Canada’s finance minister, Chrystia Freeland, will provide a fiscal update next Tuesday. It will not be pretty.
Federal finances are under increasing strain from slowing economic growth, expanded affordability measures, new social programs (such as dental care), massive subsidies for battery plants, and, perhaps most important of all, rapidly rising interest rates.
In fact, the monthly interest costs of the federal government are now at an all-time high. The latest available data for August shows federal interest costs exceeded $4.3 billion, surpassing the previous record of $4.03 billion set in December 1995. It’s more than double the pre-COVID amounts, as I illustrate below. And it’s the fastest acceleration in interest costs in recorded history.1While the fiscal monitor data does not extend further back than 1995, my own estimates of monthly costs inferred from the historical public accounts suggest very strongly that August 2023 is indeed an all-time record but I’m willing to be corrected.
At this rate, annual interest costs could exceed $50 billion—four years ahead of schedule.
All this means that when Minister Freeland updates the numbers next week, the federal deficit will almost surely grow. A lot.
In the PBO’s latest economic and fiscal outlook, they anticipated a $46.5 billion deficit this year—up from the budget’s $40 billion.
Other projections suggest we may see an even larger deficit. The latest projection by Finances of the Nation, which releases new figures every month, including a new set published last week, projects a deficit of just under $56 billion this year.
That may be overly pessimistic, of course. But if it is even close to accurate, then it would be a very large increase indeed. Excluding the COVID-19 years, which are obviously an exception, it would be an over $20 billion increase over last year. That’d be the largest increase since the financial crisis. And controlling for the health of the economy (using what’s called the “cyclically adjusted budget balance”), it would be the largest deficit, as a share of the economy, since 1995.
This doesn’t mean we’re headed over a fiscal cliff.
Relative to the size of government or the overall economy, the burden of these high interest costs remains lower than it was in the mid-1990s. Far lower. In 1995, interest costs were 35 percent of revenue and nearly 6 percent of our entire economy. Today, even if interest costs exceed $50 billion, that would be 11 percent of revenue and less than 2 percent of GPD. And central banks should start lowering their policy rates next year, perhaps by spring or earlier, as inflation pressures recede.
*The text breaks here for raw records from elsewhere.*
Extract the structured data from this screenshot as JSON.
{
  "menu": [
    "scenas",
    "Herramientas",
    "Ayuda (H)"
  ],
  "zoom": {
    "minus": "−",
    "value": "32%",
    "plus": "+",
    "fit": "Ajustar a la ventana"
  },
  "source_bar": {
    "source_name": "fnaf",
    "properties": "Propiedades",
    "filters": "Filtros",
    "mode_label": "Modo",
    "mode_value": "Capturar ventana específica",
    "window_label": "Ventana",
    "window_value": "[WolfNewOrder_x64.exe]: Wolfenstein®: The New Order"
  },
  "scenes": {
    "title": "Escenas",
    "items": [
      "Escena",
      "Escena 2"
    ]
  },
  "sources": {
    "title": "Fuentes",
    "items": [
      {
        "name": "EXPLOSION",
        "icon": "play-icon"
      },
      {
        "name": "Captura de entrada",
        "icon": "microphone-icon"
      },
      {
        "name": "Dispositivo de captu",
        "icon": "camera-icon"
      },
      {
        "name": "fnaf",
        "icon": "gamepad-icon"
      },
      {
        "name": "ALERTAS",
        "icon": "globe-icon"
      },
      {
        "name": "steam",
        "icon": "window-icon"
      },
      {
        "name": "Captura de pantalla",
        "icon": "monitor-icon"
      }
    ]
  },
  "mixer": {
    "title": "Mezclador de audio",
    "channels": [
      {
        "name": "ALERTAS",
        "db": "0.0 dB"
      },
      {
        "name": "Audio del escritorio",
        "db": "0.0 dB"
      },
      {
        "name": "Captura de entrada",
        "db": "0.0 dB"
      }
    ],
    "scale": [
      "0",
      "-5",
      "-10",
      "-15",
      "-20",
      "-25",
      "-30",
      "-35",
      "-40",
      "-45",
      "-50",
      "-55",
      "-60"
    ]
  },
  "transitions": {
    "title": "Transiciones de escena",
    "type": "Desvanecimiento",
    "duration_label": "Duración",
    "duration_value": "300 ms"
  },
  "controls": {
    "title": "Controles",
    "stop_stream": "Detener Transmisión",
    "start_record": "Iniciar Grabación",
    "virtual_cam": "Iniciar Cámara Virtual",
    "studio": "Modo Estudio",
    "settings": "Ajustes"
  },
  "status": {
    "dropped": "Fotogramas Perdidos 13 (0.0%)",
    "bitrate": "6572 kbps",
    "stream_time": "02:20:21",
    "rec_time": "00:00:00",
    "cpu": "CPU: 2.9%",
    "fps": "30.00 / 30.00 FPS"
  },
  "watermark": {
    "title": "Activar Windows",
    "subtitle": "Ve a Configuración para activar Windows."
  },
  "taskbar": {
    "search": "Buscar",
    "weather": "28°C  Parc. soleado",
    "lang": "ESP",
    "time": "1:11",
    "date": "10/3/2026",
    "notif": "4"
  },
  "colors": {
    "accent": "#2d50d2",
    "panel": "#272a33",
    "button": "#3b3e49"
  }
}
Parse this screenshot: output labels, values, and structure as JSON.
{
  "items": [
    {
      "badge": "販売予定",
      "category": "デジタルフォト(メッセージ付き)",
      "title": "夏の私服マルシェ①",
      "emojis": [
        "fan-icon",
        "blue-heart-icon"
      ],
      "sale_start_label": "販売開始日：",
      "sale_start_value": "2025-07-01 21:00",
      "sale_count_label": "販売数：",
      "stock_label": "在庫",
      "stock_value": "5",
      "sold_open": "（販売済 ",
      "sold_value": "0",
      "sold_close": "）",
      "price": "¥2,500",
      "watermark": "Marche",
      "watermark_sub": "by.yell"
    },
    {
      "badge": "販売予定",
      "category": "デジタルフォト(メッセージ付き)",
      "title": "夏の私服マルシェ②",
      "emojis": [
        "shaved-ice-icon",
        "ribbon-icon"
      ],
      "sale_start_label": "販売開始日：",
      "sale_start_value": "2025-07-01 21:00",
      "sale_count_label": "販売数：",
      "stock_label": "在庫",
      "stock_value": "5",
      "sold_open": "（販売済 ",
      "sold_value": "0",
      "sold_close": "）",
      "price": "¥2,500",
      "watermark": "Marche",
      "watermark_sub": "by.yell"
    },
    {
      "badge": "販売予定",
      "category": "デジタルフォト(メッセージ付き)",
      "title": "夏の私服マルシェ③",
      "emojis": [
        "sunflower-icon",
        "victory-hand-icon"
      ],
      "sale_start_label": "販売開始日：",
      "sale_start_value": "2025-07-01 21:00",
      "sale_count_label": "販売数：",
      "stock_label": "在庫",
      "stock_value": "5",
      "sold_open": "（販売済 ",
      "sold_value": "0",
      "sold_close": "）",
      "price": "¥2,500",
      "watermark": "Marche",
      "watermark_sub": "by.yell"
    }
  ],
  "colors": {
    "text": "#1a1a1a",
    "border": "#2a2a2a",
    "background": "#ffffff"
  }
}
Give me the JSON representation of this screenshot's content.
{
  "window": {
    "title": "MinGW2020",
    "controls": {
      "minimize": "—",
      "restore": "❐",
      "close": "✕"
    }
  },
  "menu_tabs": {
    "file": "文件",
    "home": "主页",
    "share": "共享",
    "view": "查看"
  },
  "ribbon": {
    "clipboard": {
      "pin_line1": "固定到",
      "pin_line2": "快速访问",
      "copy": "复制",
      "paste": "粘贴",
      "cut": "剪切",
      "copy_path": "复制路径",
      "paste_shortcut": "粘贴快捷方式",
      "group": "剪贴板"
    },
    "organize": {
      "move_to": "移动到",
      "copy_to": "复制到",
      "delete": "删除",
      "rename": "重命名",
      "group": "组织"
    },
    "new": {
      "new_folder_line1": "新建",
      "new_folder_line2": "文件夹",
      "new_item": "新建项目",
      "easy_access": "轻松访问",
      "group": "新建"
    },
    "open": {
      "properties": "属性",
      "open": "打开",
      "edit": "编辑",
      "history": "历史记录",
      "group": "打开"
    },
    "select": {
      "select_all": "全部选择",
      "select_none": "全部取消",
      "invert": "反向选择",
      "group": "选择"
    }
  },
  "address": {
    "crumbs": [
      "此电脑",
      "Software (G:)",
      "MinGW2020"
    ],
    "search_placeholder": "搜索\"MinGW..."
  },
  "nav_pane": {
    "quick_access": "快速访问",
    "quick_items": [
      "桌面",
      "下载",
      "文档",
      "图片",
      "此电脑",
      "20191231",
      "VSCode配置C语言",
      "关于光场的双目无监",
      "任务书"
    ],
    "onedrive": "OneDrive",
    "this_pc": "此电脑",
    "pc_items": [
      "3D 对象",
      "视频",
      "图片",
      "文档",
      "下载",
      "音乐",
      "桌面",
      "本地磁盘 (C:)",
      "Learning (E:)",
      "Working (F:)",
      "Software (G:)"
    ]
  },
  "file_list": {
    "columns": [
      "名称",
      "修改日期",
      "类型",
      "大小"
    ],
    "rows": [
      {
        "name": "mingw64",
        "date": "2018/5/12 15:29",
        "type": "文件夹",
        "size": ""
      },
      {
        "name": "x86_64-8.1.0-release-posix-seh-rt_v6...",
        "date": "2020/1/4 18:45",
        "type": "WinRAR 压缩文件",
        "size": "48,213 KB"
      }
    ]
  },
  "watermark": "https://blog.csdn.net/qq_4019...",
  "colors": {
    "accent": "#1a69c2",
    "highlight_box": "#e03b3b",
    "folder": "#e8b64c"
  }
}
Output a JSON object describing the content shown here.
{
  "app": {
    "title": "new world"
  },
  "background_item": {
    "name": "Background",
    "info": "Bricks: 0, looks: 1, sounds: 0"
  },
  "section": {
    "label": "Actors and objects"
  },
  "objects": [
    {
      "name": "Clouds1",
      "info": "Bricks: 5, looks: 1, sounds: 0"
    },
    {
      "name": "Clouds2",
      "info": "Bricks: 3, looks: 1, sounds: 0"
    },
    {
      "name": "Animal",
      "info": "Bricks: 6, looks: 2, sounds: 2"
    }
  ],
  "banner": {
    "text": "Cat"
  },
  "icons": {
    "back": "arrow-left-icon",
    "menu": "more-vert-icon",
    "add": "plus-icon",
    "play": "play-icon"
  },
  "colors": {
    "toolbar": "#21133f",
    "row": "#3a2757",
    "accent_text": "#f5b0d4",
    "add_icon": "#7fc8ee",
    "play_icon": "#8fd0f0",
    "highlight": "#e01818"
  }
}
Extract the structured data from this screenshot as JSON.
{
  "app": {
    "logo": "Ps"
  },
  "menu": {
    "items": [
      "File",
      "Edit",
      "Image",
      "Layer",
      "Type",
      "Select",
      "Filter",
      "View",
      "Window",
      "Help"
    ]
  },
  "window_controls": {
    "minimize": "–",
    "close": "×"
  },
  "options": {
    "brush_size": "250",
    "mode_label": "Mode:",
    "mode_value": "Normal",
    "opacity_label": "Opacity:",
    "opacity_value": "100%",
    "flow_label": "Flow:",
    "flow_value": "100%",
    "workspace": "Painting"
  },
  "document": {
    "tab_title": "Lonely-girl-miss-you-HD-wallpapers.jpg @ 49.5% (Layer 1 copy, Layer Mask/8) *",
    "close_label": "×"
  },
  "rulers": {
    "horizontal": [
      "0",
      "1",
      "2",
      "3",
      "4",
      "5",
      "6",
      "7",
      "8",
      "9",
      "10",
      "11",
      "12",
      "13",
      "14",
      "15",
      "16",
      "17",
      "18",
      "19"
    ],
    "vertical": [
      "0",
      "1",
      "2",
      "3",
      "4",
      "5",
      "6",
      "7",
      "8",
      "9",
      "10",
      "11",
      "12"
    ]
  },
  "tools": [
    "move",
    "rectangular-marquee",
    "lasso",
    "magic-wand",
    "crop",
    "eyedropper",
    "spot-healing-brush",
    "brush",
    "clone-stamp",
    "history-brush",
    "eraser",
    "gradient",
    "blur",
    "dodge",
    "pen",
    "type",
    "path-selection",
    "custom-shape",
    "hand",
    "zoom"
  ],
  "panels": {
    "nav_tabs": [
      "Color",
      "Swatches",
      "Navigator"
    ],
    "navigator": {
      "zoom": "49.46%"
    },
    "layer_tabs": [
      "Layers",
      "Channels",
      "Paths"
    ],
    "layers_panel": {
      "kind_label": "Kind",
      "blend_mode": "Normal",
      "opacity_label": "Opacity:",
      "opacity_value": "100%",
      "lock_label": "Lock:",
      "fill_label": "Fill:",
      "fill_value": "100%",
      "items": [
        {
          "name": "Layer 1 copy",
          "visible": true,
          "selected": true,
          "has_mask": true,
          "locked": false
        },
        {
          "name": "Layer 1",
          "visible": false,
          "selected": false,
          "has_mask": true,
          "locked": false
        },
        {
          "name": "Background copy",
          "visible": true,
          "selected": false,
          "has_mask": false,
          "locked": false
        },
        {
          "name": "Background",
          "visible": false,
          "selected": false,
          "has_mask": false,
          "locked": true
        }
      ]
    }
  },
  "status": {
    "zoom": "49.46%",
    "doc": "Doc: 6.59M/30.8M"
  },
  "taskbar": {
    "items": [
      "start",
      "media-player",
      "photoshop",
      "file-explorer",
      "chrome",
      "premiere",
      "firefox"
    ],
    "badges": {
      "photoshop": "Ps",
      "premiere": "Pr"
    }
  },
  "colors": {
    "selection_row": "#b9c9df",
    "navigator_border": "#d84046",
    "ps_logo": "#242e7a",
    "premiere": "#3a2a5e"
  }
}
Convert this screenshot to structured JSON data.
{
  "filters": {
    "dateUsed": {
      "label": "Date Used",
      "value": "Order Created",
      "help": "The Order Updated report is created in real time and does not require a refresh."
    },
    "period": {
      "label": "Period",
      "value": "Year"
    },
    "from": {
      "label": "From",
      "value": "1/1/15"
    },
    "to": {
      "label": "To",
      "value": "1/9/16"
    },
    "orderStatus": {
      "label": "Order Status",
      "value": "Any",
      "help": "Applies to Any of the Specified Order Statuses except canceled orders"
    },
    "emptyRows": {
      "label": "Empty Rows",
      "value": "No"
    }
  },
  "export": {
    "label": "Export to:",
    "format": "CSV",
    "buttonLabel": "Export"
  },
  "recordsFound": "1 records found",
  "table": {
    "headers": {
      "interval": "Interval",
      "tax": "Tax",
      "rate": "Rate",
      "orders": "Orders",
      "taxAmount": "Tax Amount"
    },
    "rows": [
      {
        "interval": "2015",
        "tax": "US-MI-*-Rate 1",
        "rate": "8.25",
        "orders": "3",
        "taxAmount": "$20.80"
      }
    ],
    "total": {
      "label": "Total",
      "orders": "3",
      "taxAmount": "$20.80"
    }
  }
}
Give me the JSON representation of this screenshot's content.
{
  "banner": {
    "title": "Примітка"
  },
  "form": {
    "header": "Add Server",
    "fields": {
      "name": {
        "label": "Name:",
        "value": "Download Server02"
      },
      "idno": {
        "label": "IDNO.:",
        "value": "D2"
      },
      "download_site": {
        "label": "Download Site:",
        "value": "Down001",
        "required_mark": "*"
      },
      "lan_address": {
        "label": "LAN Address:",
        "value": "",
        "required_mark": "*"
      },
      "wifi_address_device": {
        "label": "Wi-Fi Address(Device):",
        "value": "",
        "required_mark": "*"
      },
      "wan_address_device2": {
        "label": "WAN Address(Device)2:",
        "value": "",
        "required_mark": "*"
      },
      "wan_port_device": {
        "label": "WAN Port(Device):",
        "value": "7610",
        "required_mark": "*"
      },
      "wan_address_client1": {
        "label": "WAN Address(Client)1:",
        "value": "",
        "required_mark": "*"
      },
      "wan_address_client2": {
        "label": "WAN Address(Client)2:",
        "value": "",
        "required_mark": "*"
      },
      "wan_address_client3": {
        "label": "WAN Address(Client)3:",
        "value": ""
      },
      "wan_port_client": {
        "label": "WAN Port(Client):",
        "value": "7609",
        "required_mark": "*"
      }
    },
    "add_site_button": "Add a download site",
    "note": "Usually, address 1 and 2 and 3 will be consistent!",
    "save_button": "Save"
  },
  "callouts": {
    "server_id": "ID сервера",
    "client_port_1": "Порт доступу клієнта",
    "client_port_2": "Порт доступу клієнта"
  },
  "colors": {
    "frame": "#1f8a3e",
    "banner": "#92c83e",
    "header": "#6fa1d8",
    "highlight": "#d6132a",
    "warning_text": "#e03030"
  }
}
Canada is also not alone. Indeed, the situation abroad is even worse. Based on the latest data compiled by The Economist, the U.S. federal deficit is set to reach 5.7 percent of GDP this year, equivalent to roughly $165 billion in Canada. Borrowing in the Euro area is 3.4 percent. The U.K. is 3.9 percent. Indeed, of all the countries it tracks—developed and developing alike—only three expect a surplus: Australia, Denmark, and Norway.
However good the company we may be in, though, Canada has a challenge on its hands.
The federal government’s 2023 budget was based on a 10-year interest rate of approximately three percent. That may now have to increase by half a point, which could increase borrowing costs by several billion per year for the foreseeable future.
And if rates stay higher for longer, as many (including the Bank of Canada) now expect, the government’s debt levels may not be sustainable.
Consider a situation where federal borrowing costs average 3.5 percent, government revenue and economic growth slow to an average of 3 percent, and government spending grows at 3.5 percent. I estimate that federal debt GDP by 2028 would reach 47 percent—roughly where it was at its highest level following COVID-19. This is far higher than the government’s plan for 40 percent that year.
Federal debt that grows faster than the economy is not sustainable. If the fiscal update shows that, alarm bells should ring.
What can Canada do? As I’ve noted before, sticking with the government’s own previous plans would be a good start. Ratcheting up spending plans with every single budget is an important reason why we’re in this situation. Looking ahead, those seeking to replace the current prime minister—whether within the Liberal Party or Pierre Poilievre of the Conservatives—should start considering options.
The longer we delay, the larger and more difficult our fiscal challenges will become.